Step 1: Understand the Business Case

The first questions I ask a business leader who wants to embark on a significant organizational design project are “What are we trying to solve?” and “Why now?”   I need to understand what the business case is for the change.  It is important that business leaders spend the time to assess their current state and determine what they want their future state to look like and why.  Some important questions to answer before diving deep into an organizational design project may include but are not limited to:

  1. How has our business strategy changed?
  2. Are we focused on the real growth opportunities in our business?  Can we re-purpose resources to new work?
  3. Should we consider customer/consumer segments, new product creation and emerging markets?
  4. What is the best way to align ourselves to serve and ideally influence our key customers?
  5. How can we go to market with a more integrated and compelling product and brand offering?
  6. How can we gain more cross-functional linkages to step up new-product development?
  7. How can we better manage our resources to ensure our people are in the right roles, doing the right things at the right time?

I’ve found after asking these questions that there are usually four common reasons that drive the need for organizational change:

  1. A Change in Strategy: such as a decision to enter emerging markets, or significant acquisition or merger.
  2. Performance Failures: such as internal departments competing with each other instead of collaborating to satisfy customer needs.
  3. Change in External Environment: for example, customers insist we go to market differently – solutions vs. products, or competitors have “changed the game”.
  4. Structural Limitations On Growth:  such as the current structure not being scalable for the pace of growth, or having the wrong people at the table to generate the right strategy.

To build a compelling case for change it is imperative to complete a current state assessment. The assessment should include financial data and customer feedback, as well as interviews and focus groups with leaders and employees in the organization.  When data has been gathered, an analysis on the issues and opportunities can be completed which provides the baseline for establishing design criteria.

Step 2: Establish Design Criteria

The next step is to establish the design criteria.  If you are going to embark on an organization design project, it is important to ensure the biggest bang for your buck from the organizational change.  Try to go beyond today’s problems and think about the capabilities the organization will need in one to three years’ time.  What will differentiate you from your competitors?  These capabilities become the “design criteria” which will drive a positive focus and motivate the team to think more creatively than what a problem-solving approach allows.

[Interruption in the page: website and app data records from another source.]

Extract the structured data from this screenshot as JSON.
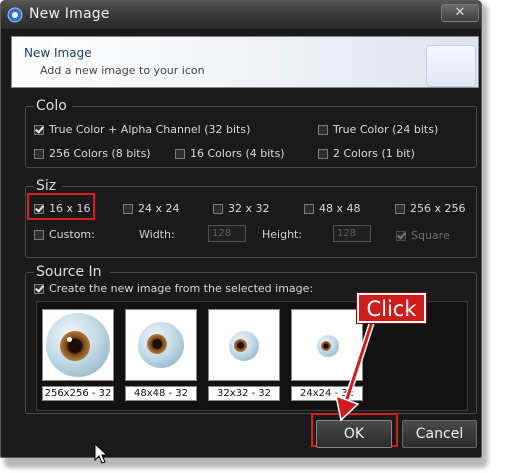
{
  "window": {
    "title": "New Image",
    "close_glyph": "✕"
  },
  "header": {
    "title": "New Image",
    "subtitle": "Add a new image to your icon"
  },
  "color_group": {
    "title": "Colo",
    "options": [
      {
        "label": "True Color + Alpha Channel (32 bits)",
        "checked": true
      },
      {
        "label": "True Color (24 bits)",
        "checked": false
      },
      {
        "label": "256 Colors (8 bits)",
        "checked": false
      },
      {
        "label": "16 Colors (4 bits)",
        "checked": false
      },
      {
        "label": "2 Colors (1 bit)",
        "checked": false
      }
    ]
  },
  "size_group": {
    "title": "Siz",
    "sizes": [
      {
        "label": "16 x 16",
        "checked": true
      },
      {
        "label": "24 x 24",
        "checked": false
      },
      {
        "label": "32 x 32",
        "checked": false
      },
      {
        "label": "48 x 48",
        "checked": false
      },
      {
        "label": "256 x 256",
        "checked": false
      }
    ],
    "custom_label": "Custom:",
    "width_label": "Width:",
    "width_value": "128",
    "height_label": "Height:",
    "height_value": "128",
    "square_label": "Square",
    "square_checked": true
  },
  "source_group": {
    "title": "Source In",
    "create_from_selected_label": "Create the new image from the selected image:",
    "create_from_selected_checked": true,
    "images": [
      {
        "caption": "256x256 - 32"
      },
      {
        "caption": "48x48 - 32"
      },
      {
        "caption": "32x32 - 32"
      },
      {
        "caption": "24x24 - 32"
      }
    ]
  },
  "buttons": {
    "ok": "OK",
    "cancel": "Cancel"
  },
  "annotation": {
    "callout": "Click"
  },
  "colors": {
    "window_bg": "#1a1a1a",
    "highlight_red": "#d42020",
    "callout_red": "#d01c1c",
    "header_title": "#1f3a66",
    "iris_brown": "#7a4a1e",
    "sclera_blue": "#b8d4e4"
  },
  "icons": {
    "app": "app-icon",
    "close": "close-icon",
    "checkbox": "checkbox",
    "cursor": "mouse-pointer-icon",
    "arrow": "annotation-arrow"
  }
}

Correct design criteria determine what basic units of the organization will be most effective and what business processes, cross-functional teams and forms of power allocation will be required.  Correct design criteria will also provide a means for measuring the results of the new design.  Getting the design criteria right up front will help us to deliver better results throughout the entire design and implementation process.  It is the role of the HR professionals on the team during this time to challenge the leadership team to make the best decisions regarding trade-offs to create a clear, concise set of design criteria.

When you understand both the current state of your organization and where you want to end up, you’ll be in the best position to create an organizational design that’s best for your company.

In my next post, I’ll dive into the form and function of an organization, and show how you can use the design guidelines and analysis above to determine the optimal type of organizational structure you want to create.

Linda A. Barlow, CHRP
Global HR Thought Leader